To get Hive Ultimate more directly involved with the development of your team – either to have a 1-to-1 chat, or to collaborate with planning elements of your trainings & your season, check out the higher tiers on Patreon. If you wish your team to all get on the same page at the same time, we can also look into running a Hex Clinic in your city. Emailto begin a conversation.
Optional: Key points for experienced players
- Shape: Avoid flooding downfield when the disc is on the sideline – “rotate” backwards so two players are behind the line of the disc, two players are level with the disc, and two players are downfield. This is easily the most common shape mistake as players are used to clearing downfield, but it can be helped by the thrower facing directly infield rather than looking down the sideline. The backfield should look a lot more like it does in football/soccer than it does in traditional ultimate, and aggressive attacking moves can start from behind the disc.
- Movement: Aim to release the disc in 1 second.
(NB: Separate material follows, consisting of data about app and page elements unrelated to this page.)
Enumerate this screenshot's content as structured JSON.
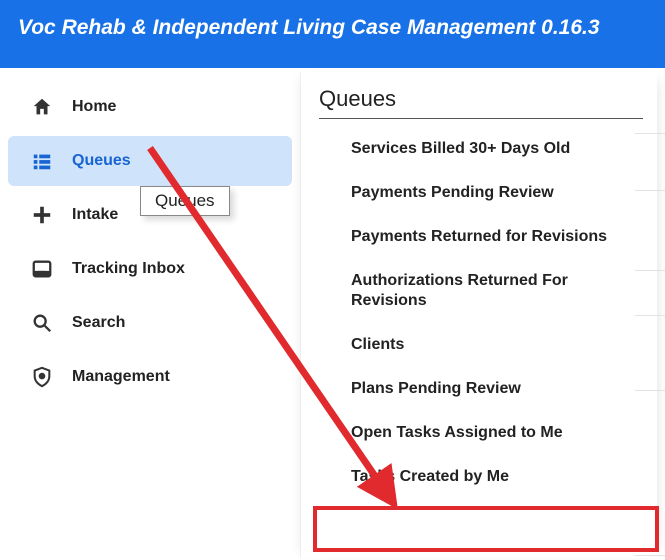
{
  "header": {
    "title": "Voc Rehab & Independent Living Case Management 0.16.3"
  },
  "sidebar": {
    "items": [
      {
        "label": "Home",
        "icon": "home-icon"
      },
      {
        "label": "Queues",
        "icon": "queues-icon"
      },
      {
        "label": "Intake",
        "icon": "plus-icon"
      },
      {
        "label": "Tracking Inbox",
        "icon": "inbox-icon"
      },
      {
        "label": "Search",
        "icon": "search-icon"
      },
      {
        "label": "Management",
        "icon": "shield-icon"
      }
    ],
    "active_index": 1
  },
  "tooltip": {
    "text": "Queues"
  },
  "panel": {
    "title": "Queues",
    "items": [
      "Services Billed 30+ Days Old",
      "Payments Pending Review",
      "Payments Returned for Revisions",
      "Authorizations Returned For Revisions",
      "Clients",
      "Plans Pending Review",
      "Open Tasks Assigned to Me",
      "Tasks Created by Me"
    ]
  },
  "annotation": {
    "arrow_color": "#e02a2e",
    "highlight_color": "#e02a2e"
  }
}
Take the early open pass regardless of yardage or field position, and look to get the disc back as soon as possible. De-prioritise gaining yards, prioritise initiating and sustaining flow. Avoid looking downfield for plays to develop – holding onto the disc longer than 3 seconds is damaging for the offence.
- Technique: Follow your throw – when the disc is in your hands, instead of viewing nearby spaces as areas for your receivers to cut to, view them as areas which you can attack immediately after releasing a pass. Take the easy early option, and attack the space with your off-disc movement to receive a return pass.
Optional: Extra Videos
Here’s analysis of Manuela Cardenas from Revolution / Colombia, using throw’n’go techniques and dribbling;
This video shows New Zealand team Hammertron using their shape and balance control to provide multiple options to keep the disc moving;
What is Dribbling, and can it change the way the game is played? Motion Offence pioneer Frank Huguenard tries to explain how he sees it.
Do you still have questions, like: “How does hex handle a defensive look where the main cutting space is covered and cutters are being passed between defenders?” Felix’s Q&A answers that question and more:
Non-stop footage of Hex Offence in action
Footage taken from multiple different teams over a wide span of years.